“The vow of celibacy is a matter of keeping one’s word to Christ and the Church. a duty and a proof of the priest’s inner maturity; it is the expression of his personal dignity.” Pope John Paul II
By Alex P. Vidal
EITHER Pope Francis deliberately ignored it, or he was not reminded about the case of the two controversial Iloilo married priests, who recently made headlines when they baptized their children.
For sure, the pope knew about the cases of Fr. Hector Canto and Fr. Jose Elmer Cajilig.
Despite the publicity generated by the decision of Canto and Cajilig to baptize their children four days before the pope’s January 15 arrival in Manila, the supreme pontiff never tackled the matter during his five-day visit.
To highlight the baptismal rites, the two “rebel” priests renewed their appeal for the abolition of the mandatory celibacy among the clergy.
They cited the cases of “many children suffering and growing up without fathers.”
Canto and Cajilig, at least, are not hypocrites.
They acknowledge the fact that many priests have sired illegitimate children.
For them, the only way to prevent a mass production of illegitimate offspring by priest parents is to allow them to enjoy the sanctity of marriage.
Cases of testosterone-loaded priests impregnating women are not the latest “sexcapades” that rock the church.
They have been prevalent since during the Dark Ages.
Dr. Jose Rizal and Graciano Lopez-Jaena have exposed this scandal in their satire and polemics.
Members of the clergy are also humans.
Vatican, however, is not yet inclined to abolish mandatory celibacy, thus many priests who wanted to raise a family have resigned from priesthood.
But not Canto and Cajilig, who still wore their liturgical vestments and assisted officiating priest, Fr. Jesus Siva in celebrating the Mass.
Fifty four-year-old Siva, for his part, asked the pope: “We appeal for compassion and mercy from Pope Francis for the priests and their children.
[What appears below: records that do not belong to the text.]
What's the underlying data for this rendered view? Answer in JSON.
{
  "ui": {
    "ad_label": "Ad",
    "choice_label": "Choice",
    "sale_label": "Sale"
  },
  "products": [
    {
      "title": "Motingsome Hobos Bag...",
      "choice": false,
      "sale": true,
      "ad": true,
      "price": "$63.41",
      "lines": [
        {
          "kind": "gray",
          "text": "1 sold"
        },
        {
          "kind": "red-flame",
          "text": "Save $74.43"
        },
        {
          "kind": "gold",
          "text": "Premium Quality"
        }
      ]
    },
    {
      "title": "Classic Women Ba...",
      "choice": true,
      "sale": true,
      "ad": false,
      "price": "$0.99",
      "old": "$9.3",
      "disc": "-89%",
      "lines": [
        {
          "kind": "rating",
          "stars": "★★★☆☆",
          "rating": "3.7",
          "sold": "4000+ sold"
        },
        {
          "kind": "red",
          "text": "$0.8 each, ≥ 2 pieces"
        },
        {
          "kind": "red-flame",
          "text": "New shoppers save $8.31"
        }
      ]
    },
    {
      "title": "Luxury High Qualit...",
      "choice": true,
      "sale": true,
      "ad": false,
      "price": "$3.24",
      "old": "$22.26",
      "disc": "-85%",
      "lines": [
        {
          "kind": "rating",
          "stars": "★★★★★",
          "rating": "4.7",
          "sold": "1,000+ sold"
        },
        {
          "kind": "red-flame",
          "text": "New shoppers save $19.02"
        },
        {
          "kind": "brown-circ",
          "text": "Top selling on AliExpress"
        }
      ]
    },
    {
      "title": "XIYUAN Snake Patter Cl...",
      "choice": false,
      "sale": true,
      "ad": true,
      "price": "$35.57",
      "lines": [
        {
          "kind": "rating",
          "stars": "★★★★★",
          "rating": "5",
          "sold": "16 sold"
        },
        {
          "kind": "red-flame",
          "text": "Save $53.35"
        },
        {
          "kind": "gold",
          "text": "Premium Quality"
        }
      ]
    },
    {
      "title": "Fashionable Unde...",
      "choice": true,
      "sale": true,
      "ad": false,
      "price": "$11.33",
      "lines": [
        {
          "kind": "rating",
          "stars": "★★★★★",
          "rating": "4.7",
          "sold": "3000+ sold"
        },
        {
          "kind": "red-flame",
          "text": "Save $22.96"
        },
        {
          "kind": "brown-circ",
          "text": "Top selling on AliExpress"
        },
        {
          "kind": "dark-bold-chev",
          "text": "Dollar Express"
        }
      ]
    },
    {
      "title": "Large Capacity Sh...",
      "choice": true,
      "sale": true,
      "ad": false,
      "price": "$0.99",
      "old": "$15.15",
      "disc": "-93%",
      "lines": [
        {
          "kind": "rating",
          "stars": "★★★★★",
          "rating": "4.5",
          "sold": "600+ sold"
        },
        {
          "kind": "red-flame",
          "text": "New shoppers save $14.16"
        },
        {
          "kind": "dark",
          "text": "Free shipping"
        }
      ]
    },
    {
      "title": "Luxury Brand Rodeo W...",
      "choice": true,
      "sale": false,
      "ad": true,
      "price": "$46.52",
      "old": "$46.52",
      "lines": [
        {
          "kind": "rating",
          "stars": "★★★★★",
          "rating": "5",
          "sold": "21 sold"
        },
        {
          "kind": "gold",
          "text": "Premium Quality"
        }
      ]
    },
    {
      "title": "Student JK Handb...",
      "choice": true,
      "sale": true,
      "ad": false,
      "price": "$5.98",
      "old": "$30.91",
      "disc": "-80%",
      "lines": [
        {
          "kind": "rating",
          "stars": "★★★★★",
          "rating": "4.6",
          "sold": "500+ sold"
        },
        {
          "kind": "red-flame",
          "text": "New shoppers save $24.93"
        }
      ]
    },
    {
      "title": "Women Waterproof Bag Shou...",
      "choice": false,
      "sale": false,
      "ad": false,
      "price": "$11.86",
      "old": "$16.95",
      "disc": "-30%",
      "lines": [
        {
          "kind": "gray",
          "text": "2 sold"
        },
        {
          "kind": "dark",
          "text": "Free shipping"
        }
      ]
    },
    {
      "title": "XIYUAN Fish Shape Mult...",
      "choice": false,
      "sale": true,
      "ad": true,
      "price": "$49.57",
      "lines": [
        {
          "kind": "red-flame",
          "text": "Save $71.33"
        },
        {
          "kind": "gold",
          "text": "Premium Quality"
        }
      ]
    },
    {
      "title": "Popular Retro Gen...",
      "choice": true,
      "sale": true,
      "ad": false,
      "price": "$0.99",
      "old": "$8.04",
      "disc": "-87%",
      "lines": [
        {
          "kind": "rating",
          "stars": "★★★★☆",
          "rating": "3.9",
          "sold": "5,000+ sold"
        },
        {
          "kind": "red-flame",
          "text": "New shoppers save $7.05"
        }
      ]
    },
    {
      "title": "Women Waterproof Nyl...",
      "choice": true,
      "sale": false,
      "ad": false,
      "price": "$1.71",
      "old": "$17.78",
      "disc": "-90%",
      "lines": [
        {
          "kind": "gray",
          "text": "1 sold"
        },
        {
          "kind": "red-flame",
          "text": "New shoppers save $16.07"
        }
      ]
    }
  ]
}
Baptizing these children is giving them dignity.”
Siva, who in 1998 officiated Canto’s wedding to Cynthia Diamante, himself has two sons aged 15 and 13.
The baptismal rites held at the Our Lady of Perpetual Help Chapel in Lambunao, Iloilo, were witnessed by 80 friends, relatives and parishioners of the three priests.
Canto’s daughter was baptized as Gabriel Opcel for “optional celibacy.” He has three other children aged 7 to 14 also with Opcel as part of their first names.
Canto’s son, Mikhael, served as an altar boy during the baptismal rites.
To get the papal attention, Canto saif they moved the baptism from the original scheduled in December 2014 to Jan. 11.
The Philippine Daily Inquirer quoted Canto as saying, “We are hoping that changes will happen in the Church. I don’t want to leave the priesthood.”
Canto told the PDI they saw the Pope as open-minded although he had no illusions that changes on the celibacy rule would happen soon.
“Sooner or later, change will happen. But it may not be during my lifetime,” he said.
Siva, Canto and Cajilig have been calling on the Catholic Church to allow priests to marry, believing that “celibacy is a gift” and should not be mandatory to all priests, said the PDI report.
The report further said: “Despite objection from Church officials, Siva officiated the highly celebrated marriage of Canto and Diamante on May 31, 1998 at the Mt. Zion chapel in Barangay (village) Balagiao in Lambunao.
“In June 1999, Church officials revoked the two priests’ license to solemnize marriages. Since then, they have not received assignments but they have been holding Masses every Sunday in Balagiao and in the town proper among the parishes they organized.
The National Statistics Office granted licenses to Canto and Siva to officiate civil weddings last year.
And they intend to continue with their duties and obligations as clergymen.
The pope may have been embarrassed by what they did, but, at least, to avoid controversy, he elected not to touch on this sensitive matter while on a five-day sojourn in the country.
The pope probably wanted the Philippine Catholic Church hierarchy headed by Cardinal Luis Antonio Tagle to handle the matter.